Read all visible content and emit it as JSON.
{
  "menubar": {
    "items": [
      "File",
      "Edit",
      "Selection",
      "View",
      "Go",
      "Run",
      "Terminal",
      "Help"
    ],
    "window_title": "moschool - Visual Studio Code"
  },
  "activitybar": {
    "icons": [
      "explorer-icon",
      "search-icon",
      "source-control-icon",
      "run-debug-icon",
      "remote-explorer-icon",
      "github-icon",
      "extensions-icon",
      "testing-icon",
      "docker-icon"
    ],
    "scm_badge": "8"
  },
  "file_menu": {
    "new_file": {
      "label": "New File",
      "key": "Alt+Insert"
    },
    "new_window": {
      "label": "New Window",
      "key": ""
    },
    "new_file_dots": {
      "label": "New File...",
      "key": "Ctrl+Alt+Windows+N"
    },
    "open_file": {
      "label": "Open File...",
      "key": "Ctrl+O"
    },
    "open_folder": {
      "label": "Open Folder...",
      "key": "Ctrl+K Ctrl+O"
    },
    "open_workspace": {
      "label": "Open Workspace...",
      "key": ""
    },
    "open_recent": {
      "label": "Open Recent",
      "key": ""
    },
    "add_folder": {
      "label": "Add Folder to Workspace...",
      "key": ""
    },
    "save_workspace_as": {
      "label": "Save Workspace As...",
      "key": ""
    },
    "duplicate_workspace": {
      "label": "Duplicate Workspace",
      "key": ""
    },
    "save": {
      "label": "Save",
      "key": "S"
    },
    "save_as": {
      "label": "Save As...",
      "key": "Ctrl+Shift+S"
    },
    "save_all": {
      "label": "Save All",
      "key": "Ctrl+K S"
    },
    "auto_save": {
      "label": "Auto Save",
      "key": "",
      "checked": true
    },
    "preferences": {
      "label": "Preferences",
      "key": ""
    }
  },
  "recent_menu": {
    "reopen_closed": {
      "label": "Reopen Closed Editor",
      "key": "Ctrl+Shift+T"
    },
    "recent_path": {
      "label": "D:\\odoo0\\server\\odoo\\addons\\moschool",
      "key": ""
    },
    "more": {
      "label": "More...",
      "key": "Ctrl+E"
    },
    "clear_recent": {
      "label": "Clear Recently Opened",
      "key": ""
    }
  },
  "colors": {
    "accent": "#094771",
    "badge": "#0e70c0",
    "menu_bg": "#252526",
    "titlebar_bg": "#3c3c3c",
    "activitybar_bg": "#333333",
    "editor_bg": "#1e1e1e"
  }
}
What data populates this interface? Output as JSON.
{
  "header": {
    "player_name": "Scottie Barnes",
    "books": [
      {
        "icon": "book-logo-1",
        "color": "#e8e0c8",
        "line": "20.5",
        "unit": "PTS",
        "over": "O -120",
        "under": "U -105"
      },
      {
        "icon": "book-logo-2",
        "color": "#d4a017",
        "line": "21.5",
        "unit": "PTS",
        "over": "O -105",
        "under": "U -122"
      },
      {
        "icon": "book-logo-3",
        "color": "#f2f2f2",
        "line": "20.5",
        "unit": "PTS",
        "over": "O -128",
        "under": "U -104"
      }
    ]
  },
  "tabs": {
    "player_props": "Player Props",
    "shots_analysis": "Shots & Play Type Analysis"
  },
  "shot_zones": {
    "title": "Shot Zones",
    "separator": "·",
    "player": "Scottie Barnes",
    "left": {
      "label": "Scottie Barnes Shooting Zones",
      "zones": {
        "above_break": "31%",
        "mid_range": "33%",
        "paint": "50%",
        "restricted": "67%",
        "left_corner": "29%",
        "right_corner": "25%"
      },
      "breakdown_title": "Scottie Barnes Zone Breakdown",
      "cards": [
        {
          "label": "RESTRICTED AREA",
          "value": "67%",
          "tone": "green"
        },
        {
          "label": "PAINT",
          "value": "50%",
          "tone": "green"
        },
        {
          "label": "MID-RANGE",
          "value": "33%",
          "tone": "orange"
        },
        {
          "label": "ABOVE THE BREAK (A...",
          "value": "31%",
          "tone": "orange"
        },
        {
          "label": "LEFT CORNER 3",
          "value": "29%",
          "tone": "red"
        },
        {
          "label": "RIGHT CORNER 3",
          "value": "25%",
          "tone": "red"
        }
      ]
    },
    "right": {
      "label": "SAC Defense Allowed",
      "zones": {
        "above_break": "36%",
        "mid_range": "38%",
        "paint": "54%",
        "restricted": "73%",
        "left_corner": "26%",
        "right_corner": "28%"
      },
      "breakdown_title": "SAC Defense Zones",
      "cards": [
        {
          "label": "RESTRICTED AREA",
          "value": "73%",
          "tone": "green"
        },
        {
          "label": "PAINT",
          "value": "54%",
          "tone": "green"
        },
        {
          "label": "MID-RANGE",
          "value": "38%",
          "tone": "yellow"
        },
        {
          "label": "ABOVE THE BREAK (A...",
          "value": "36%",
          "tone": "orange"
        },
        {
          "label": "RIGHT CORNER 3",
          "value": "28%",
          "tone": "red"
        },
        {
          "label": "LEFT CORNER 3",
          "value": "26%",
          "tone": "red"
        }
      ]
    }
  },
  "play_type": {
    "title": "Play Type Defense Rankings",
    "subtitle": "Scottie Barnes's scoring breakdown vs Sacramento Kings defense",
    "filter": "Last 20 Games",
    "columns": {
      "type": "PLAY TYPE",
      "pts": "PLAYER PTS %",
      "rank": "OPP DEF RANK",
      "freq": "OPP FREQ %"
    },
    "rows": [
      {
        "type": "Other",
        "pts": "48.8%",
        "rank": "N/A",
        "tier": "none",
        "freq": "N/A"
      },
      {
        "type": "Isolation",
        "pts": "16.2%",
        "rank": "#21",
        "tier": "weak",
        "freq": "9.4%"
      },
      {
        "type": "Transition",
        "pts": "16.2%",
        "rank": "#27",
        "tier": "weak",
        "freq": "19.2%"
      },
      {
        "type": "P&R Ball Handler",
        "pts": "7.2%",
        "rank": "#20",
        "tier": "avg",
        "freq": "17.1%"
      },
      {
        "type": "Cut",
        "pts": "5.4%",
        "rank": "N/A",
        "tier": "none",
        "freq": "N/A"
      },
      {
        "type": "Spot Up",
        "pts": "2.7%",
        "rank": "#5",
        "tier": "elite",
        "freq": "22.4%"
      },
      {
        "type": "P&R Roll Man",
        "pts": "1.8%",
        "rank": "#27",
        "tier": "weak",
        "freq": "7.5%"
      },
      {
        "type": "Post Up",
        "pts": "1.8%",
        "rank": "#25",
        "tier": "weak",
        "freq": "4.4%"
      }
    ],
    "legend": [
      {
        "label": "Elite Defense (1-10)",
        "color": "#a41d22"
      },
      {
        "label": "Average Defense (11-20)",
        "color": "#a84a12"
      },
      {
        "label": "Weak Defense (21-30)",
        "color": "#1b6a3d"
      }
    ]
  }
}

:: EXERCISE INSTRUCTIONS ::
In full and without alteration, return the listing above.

:: SOLUTION TO THIS EXERCISE ::
Read all visible content and emit it as JSON.
{
  "menubar": {
    "items": [
      "File",
      "Edit",
      "Selection",
      "View",
      "Go",
      "Run",
      "Terminal",
      "Help"
    ],
    "window_title": "moschool - Visual Studio Code"
  },
  "activitybar": {
    "icons": [
      "explorer-icon",
      "search-icon",
      "source-control-icon",
      "run-debug-icon",
      "remote-explorer-icon",
      "github-icon",
      "extensions-icon",
      "testing-icon",
      "docker-icon"
    ],
    "scm_badge": "8"
  },
  "file_menu": {
    "new_file": {
      "label": "New File",
      "key": "Alt+Insert"
    },
    "new_window": {
      "label": "New Window",
      "key": ""
    },
    "new_file_dots": {
      "label": "New File...",
      "key": "Ctrl+Alt+Windows+N"
    },
    "open_file": {
      "label": "Open File...",
      "key": "Ctrl+O"
    },
    "open_folder": {
      "label": "Open Folder...",
      "key": "Ctrl+K Ctrl+O"
    },
    "open_workspace": {
      "label": "Open Workspace...",
      "key": ""
    },
    "open_recent": {
      "label": "Open Recent",
      "key": ""
    },
    "add_folder": {
      "label": "Add Folder to Workspace...",
      "key": ""
    },
    "save_workspace_as": {
      "label": "Save Workspace As...",
      "key": ""
    },
    "duplicate_workspace": {
      "label": "Duplicate Workspace",
      "key": ""
    },
    "save": {
      "label": "Save",
      "key": "S"
    },
    "save_as": {
      "label": "Save As...",
      "key": "Ctrl+Shift+S"
    },
    "save_all": {
      "label": "Save All",
      "key": "Ctrl+K S"
    },
    "auto_save": {
      "label": "Auto Save",
      "key": "",
      "checked": true
    },
    "preferences": {
      "label": "Preferences",
      "key": ""
    }
  },
  "recent_menu": {
    "reopen_closed": {
      "label": "Reopen Closed Editor",
      "key": "Ctrl+Shift+T"
    },
    "recent_path": {
      "label": "D:\\odoo0\\server\\odoo\\addons\\moschool",
      "key": ""
    },
    "more": {
      "label": "More...",
      "key": "Ctrl+E"
    },
    "clear_recent": {
      "label": "Clear Recently Opened",
      "key": ""
    }
  },
  "colors": {
    "accent": "#094771",
    "badge": "#0e70c0",
    "menu_bg": "#252526",
    "titlebar_bg": "#3c3c3c",
    "activitybar_bg": "#333333",
    "editor_bg": "#1e1e1e"
  }
}
What data populates this interface? Output as JSON.
{
  "header": {
    "player_name": "Scottie Barnes",
    "books": [
      {
        "icon": "book-logo-1",
        "color": "#e8e0c8",
        "line": "20.5",
        "unit": "PTS",
        "over": "O -120",
        "under": "U -105"
      },
      {
        "icon": "book-logo-2",
        "color": "#d4a017",
        "line": "21.5",
        "unit": "PTS",
        "over": "O -105",
        "under": "U -122"
      },
      {
        "icon": "book-logo-3",
        "color": "#f2f2f2",
        "line": "20.5",
        "unit": "PTS",
        "over": "O -128",
        "under": "U -104"
      }
    ]
  },
  "tabs": {
    "player_props": "Player Props",
    "shots_analysis": "Shots & Play Type Analysis"
  },
  "shot_zones": {
    "title": "Shot Zones",
    "separator": "·",
    "player": "Scottie Barnes",
    "left": {
      "label": "Scottie Barnes Shooting Zones",
      "zones": {
        "above_break": "31%",
        "mid_range": "33%",
        "paint": "50%",
        "restricted": "67%",
        "left_corner": "29%",
        "right_corner": "25%"
      },
      "breakdown_title": "Scottie Barnes Zone Breakdown",
      "cards": [
        {
          "label": "RESTRICTED AREA",
          "value": "67%",
          "tone": "green"
        },
        {
          "label": "PAINT",
          "value": "50%",
          "tone": "green"
        },
        {
          "label": "MID-RANGE",
          "value": "33%",
          "tone": "orange"
        },
        {
          "label": "ABOVE THE BREAK (A...",
          "value": "31%",
          "tone": "orange"
        },
        {
          "label": "LEFT CORNER 3",
          "value": "29%",
          "tone": "red"
        },
        {
          "label": "RIGHT CORNER 3",
          "value": "25%",
          "tone": "red"
        }
      ]
    },
    "right": {
      "label": "SAC Defense Allowed",
      "zones": {
        "above_break": "36%",
        "mid_range": "38%",
        "paint": "54%",
        "restricted": "73%",
        "left_corner": "26%",
        "right_corner": "28%"
      },
      "breakdown_title": "SAC Defense Zones",
      "cards": [
        {
          "label": "RESTRICTED AREA",
          "value": "73%",
          "tone": "green"
        },
        {
          "label": "PAINT",
          "value": "54%",
          "tone": "green"
        },
        {
          "label": "MID-RANGE",
          "value": "38%",
          "tone": "yellow"
        },
        {
          "label": "ABOVE THE BREAK (A...",
          "value": "36%",
          "tone": "orange"
        },
        {
          "label": "RIGHT CORNER 3",
          "value": "28%",
          "tone": "red"
        },
        {
          "label": "LEFT CORNER 3",
          "value": "26%",
          "tone": "red"
        }
      ]
    }
  },
  "play_type": {
    "title": "Play Type Defense Rankings",
    "subtitle": "Scottie Barnes's scoring breakdown vs Sacramento Kings defense",
    "filter": "Last 20 Games",
    "columns": {
      "type": "PLAY TYPE",
      "pts": "PLAYER PTS %",
      "rank": "OPP DEF RANK",
      "freq": "OPP FREQ %"
    },
    "rows": [
      {
        "type": "Other",
        "pts": "48.8%",
        "rank": "N/A",
        "tier": "none",
        "freq": "N/A"
      },
      {
        "type": "Isolation",
        "pts": "16.2%",
        "rank": "#21",
        "tier": "weak",
        "freq": "9.4%"
      },
      {
        "type": "Transition",
        "pts": "16.2%",
        "rank": "#27",
        "tier": "weak",
        "freq": "19.2%"
      },
      {
        "type": "P&R Ball Handler",
        "pts": "7.2%",
        "rank": "#20",
        "tier": "avg",
        "freq": "17.1%"
      },
      {
        "type": "Cut",
        "pts": "5.4%",
        "rank": "N/A",
        "tier": "none",
        "freq": "N/A"
      },
      {
        "type": "Spot Up",
        "pts": "2.7%",
        "rank": "#5",
        "tier": "elite",
        "freq": "22.4%"
      },
      {
        "type": "P&R Roll Man",
        "pts": "1.8%",
        "rank": "#27",
        "tier": "weak",
        "freq": "7.5%"
      },
      {
        "type": "Post Up",
        "pts": "1.8%",
        "rank": "#25",
        "tier": "weak",
        "freq": "4.4%"
      }
    ],
    "legend": [
      {
        "label": "Elite Defense (1-10)",
        "color": "#a41d22"
      },
      {
        "label": "Average Defense (11-20)",
        "color": "#a84a12"
      },
      {
        "label": "Weak Defense (21-30)",
        "color": "#1b6a3d"
      }
    ]
  }
}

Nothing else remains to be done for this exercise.